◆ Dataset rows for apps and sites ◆

##############################

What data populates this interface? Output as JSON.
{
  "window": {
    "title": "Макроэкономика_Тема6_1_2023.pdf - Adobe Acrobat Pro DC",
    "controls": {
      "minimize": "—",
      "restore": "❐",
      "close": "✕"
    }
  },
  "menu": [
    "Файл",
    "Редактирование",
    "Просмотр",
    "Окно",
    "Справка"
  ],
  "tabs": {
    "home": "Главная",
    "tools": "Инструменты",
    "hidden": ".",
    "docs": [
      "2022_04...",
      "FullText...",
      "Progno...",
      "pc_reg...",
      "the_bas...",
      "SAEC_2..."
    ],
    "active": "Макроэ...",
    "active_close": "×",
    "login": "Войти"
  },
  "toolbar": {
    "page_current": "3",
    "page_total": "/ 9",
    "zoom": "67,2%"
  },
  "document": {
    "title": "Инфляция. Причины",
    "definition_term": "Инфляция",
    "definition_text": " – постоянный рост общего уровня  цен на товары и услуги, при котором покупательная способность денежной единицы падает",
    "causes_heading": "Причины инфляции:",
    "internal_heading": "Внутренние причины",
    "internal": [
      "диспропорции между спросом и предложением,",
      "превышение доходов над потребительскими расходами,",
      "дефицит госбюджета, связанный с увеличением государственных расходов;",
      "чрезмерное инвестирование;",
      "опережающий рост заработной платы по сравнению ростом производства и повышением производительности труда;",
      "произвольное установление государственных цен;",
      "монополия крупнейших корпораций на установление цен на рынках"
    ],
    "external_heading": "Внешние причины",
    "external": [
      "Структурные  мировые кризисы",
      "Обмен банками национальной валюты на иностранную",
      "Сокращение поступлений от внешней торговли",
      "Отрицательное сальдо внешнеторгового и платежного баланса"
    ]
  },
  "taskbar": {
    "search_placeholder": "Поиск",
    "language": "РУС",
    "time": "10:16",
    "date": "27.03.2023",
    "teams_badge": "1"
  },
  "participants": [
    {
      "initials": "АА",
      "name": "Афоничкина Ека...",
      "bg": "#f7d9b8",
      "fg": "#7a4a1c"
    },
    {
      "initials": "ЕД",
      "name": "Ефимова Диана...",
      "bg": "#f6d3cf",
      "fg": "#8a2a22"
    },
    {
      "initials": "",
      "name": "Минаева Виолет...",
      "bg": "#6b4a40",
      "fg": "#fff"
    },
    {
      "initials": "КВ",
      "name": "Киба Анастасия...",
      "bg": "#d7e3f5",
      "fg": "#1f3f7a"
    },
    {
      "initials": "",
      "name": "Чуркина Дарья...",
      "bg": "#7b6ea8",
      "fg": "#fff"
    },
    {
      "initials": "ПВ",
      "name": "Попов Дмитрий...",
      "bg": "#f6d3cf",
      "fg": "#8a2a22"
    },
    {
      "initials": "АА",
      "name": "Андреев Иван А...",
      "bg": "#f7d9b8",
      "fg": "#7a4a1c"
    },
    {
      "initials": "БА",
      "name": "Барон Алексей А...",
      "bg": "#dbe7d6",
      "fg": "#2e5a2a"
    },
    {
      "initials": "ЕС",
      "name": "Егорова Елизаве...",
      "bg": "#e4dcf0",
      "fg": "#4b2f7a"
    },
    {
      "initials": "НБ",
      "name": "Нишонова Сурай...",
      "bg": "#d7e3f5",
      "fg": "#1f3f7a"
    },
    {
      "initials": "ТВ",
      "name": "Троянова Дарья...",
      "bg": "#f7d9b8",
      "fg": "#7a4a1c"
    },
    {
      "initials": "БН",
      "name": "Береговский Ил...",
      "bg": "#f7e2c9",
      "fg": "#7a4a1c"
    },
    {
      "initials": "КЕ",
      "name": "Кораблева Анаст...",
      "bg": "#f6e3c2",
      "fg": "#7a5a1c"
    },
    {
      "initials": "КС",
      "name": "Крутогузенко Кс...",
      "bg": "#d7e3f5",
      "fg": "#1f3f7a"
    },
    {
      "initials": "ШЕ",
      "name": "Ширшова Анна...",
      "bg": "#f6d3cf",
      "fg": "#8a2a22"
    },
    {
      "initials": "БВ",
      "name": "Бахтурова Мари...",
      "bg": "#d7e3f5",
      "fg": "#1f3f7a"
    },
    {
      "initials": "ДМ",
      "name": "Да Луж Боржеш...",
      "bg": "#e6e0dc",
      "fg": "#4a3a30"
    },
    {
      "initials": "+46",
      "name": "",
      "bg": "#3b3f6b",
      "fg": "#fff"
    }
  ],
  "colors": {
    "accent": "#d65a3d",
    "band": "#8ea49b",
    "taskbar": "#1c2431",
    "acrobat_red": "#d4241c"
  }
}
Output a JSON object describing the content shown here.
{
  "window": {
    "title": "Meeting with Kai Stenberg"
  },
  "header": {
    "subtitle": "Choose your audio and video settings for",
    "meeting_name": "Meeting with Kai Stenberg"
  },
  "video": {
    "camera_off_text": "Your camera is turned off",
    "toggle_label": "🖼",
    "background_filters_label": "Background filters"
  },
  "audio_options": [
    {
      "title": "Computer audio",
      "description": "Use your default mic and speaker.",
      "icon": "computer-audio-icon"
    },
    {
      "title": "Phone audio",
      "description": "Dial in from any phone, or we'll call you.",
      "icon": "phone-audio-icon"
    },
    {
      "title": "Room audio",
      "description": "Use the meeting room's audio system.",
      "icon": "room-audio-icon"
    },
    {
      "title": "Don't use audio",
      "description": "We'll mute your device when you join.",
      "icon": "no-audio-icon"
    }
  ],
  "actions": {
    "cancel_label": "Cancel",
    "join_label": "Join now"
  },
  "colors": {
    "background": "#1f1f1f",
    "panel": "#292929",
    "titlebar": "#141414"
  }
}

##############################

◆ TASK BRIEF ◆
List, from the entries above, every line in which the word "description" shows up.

◆ ANSWER SPACE ◆
      "description": "Use your default mic and speaker.",
      "description": "Dial in from any phone, or we'll call you.",
      "description": "Use the meeting room's audio system.",
      "description": "We'll mute your device when you join.",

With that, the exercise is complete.